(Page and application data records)

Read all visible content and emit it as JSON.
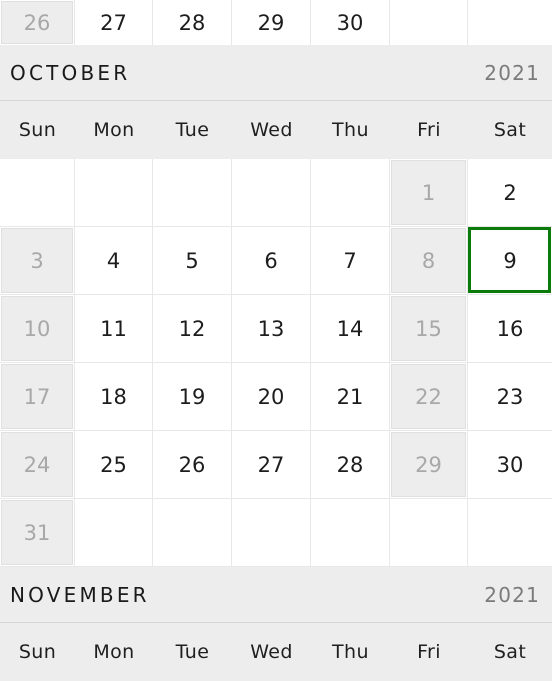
{
  "colors": {
    "selected_border": "#0a7a0a",
    "header_background": "#ededed",
    "disabled_text": "#a8a8a8",
    "day_text": "#1d1d1d",
    "year_text": "#7b7b7b",
    "grid_line": "#e8e8e8"
  },
  "weekday_labels": [
    "Sun",
    "Mon",
    "Tue",
    "Wed",
    "Thu",
    "Fri",
    "Sat"
  ],
  "prev_month_tail": {
    "days": [
      {
        "num": "26",
        "state": "disabled"
      },
      {
        "num": "27",
        "state": "normal"
      },
      {
        "num": "28",
        "state": "normal"
      },
      {
        "num": "29",
        "state": "normal"
      },
      {
        "num": "30",
        "state": "normal"
      },
      {
        "num": "",
        "state": "empty"
      },
      {
        "num": "",
        "state": "empty"
      }
    ]
  },
  "october": {
    "name": "OCTOBER",
    "year": "2021",
    "weeks": [
      [
        {
          "num": "",
          "state": "empty"
        },
        {
          "num": "",
          "state": "empty"
        },
        {
          "num": "",
          "state": "empty"
        },
        {
          "num": "",
          "state": "empty"
        },
        {
          "num": "",
          "state": "empty"
        },
        {
          "num": "1",
          "state": "disabled"
        },
        {
          "num": "2",
          "state": "normal"
        }
      ],
      [
        {
          "num": "3",
          "state": "disabled"
        },
        {
          "num": "4",
          "state": "normal"
        },
        {
          "num": "5",
          "state": "normal"
        },
        {
          "num": "6",
          "state": "normal"
        },
        {
          "num": "7",
          "state": "normal"
        },
        {
          "num": "8",
          "state": "disabled"
        },
        {
          "num": "9",
          "state": "selected"
        }
      ],
      [
        {
          "num": "10",
          "state": "disabled"
        },
        {
          "num": "11",
          "state": "normal"
        },
        {
          "num": "12",
          "state": "normal"
        },
        {
          "num": "13",
          "state": "normal"
        },
        {
          "num": "14",
          "state": "normal"
        },
        {
          "num": "15",
          "state": "disabled"
        },
        {
          "num": "16",
          "state": "normal"
        }
      ],
      [
        {
          "num": "17",
          "state": "disabled"
        },
        {
          "num": "18",
          "state": "normal"
        },
        {
          "num": "19",
          "state": "normal"
        },
        {
          "num": "20",
          "state": "normal"
        },
        {
          "num": "21",
          "state": "normal"
        },
        {
          "num": "22",
          "state": "disabled"
        },
        {
          "num": "23",
          "state": "normal"
        }
      ],
      [
        {
          "num": "24",
          "state": "disabled"
        },
        {
          "num": "25",
          "state": "normal"
        },
        {
          "num": "26",
          "state": "normal"
        },
        {
          "num": "27",
          "state": "normal"
        },
        {
          "num": "28",
          "state": "normal"
        },
        {
          "num": "29",
          "state": "disabled"
        },
        {
          "num": "30",
          "state": "normal"
        }
      ],
      [
        {
          "num": "31",
          "state": "disabled"
        },
        {
          "num": "",
          "state": "empty"
        },
        {
          "num": "",
          "state": "empty"
        },
        {
          "num": "",
          "state": "empty"
        },
        {
          "num": "",
          "state": "empty"
        },
        {
          "num": "",
          "state": "empty"
        },
        {
          "num": "",
          "state": "empty"
        }
      ]
    ]
  },
  "november": {
    "name": "NOVEMBER",
    "year": "2021"
  }
}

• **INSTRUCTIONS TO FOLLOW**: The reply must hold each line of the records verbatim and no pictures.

• **RESPONSE FOR THIS EXERCISE**:
Read all visible content and emit it as JSON.
{
  "colors": {
    "selected_border": "#0a7a0a",
    "header_background": "#ededed",
    "disabled_text": "#a8a8a8",
    "day_text": "#1d1d1d",
    "year_text": "#7b7b7b",
    "grid_line": "#e8e8e8"
  },
  "weekday_labels": [
    "Sun",
    "Mon",
    "Tue",
    "Wed",
    "Thu",
    "Fri",
    "Sat"
  ],
  "prev_month_tail": {
    "days": [
      {
        "num": "26",
        "state": "disabled"
      },
      {
        "num": "27",
        "state": "normal"
      },
      {
        "num": "28",
        "state": "normal"
      },
      {
        "num": "29",
        "state": "normal"
      },
      {
        "num": "30",
        "state": "normal"
      },
      {
        "num": "",
        "state": "empty"
      },
      {
        "num": "",
        "state": "empty"
      }
    ]
  },
  "october": {
    "name": "OCTOBER",
    "year": "2021",
    "weeks": [
      [
        {
          "num": "",
          "state": "empty"
        },
        {
          "num": "",
          "state": "empty"
        },
        {
          "num": "",
          "state": "empty"
        },
        {
          "num": "",
          "state": "empty"
        },
        {
          "num": "",
          "state": "empty"
        },
        {
          "num": "1",
          "state": "disabled"
        },
        {
          "num": "2",
          "state": "normal"
        }
      ],
      [
        {
          "num": "3",
          "state": "disabled"
        },
        {
          "num": "4",
          "state": "normal"
        },
        {
          "num": "5",
          "state": "normal"
        },
        {
          "num": "6",
          "state": "normal"
        },
        {
          "num": "7",
          "state": "normal"
        },
        {
          "num": "8",
          "state": "disabled"
        },
        {
          "num": "9",
          "state": "selected"
        }
      ],
      [
        {
          "num": "10",
          "state": "disabled"
        },
        {
          "num": "11",
          "state": "normal"
        },
        {
          "num": "12",
          "state": "normal"
        },
        {
          "num": "13",
          "state": "normal"
        },
        {
          "num": "14",
          "state": "normal"
        },
        {
          "num": "15",
          "state": "disabled"
        },
        {
          "num": "16",
          "state": "normal"
        }
      ],
      [
        {
          "num": "17",
          "state": "disabled"
        },
        {
          "num": "18",
          "state": "normal"
        },
        {
          "num": "19",
          "state": "normal"
        },
        {
          "num": "20",
          "state": "normal"
        },
        {
          "num": "21",
          "state": "normal"
        },
        {
          "num": "22",
          "state": "disabled"
        },
        {
          "num": "23",
          "state": "normal"
        }
      ],
      [
        {
          "num": "24",
          "state": "disabled"
        },
        {
          "num": "25",
          "state": "normal"
        },
        {
          "num": "26",
          "state": "normal"
        },
        {
          "num": "27",
          "state": "normal"
        },
        {
          "num": "28",
          "state": "normal"
        },
        {
          "num": "29",
          "state": "disabled"
        },
        {
          "num": "30",
          "state": "normal"
        }
      ],
      [
        {
          "num": "31",
          "state": "disabled"
        },
        {
          "num": "",
          "state": "empty"
        },
        {
          "num": "",
          "state": "empty"
        },
        {
          "num": "",
          "state": "empty"
        },
        {
          "num": "",
          "state": "empty"
        },
        {
          "num": "",
          "state": "empty"
        },
        {
          "num": "",
          "state": "empty"
        }
      ]
    ]
  },
  "november": {
    "name": "NOVEMBER",
    "year": "2021"
  }
}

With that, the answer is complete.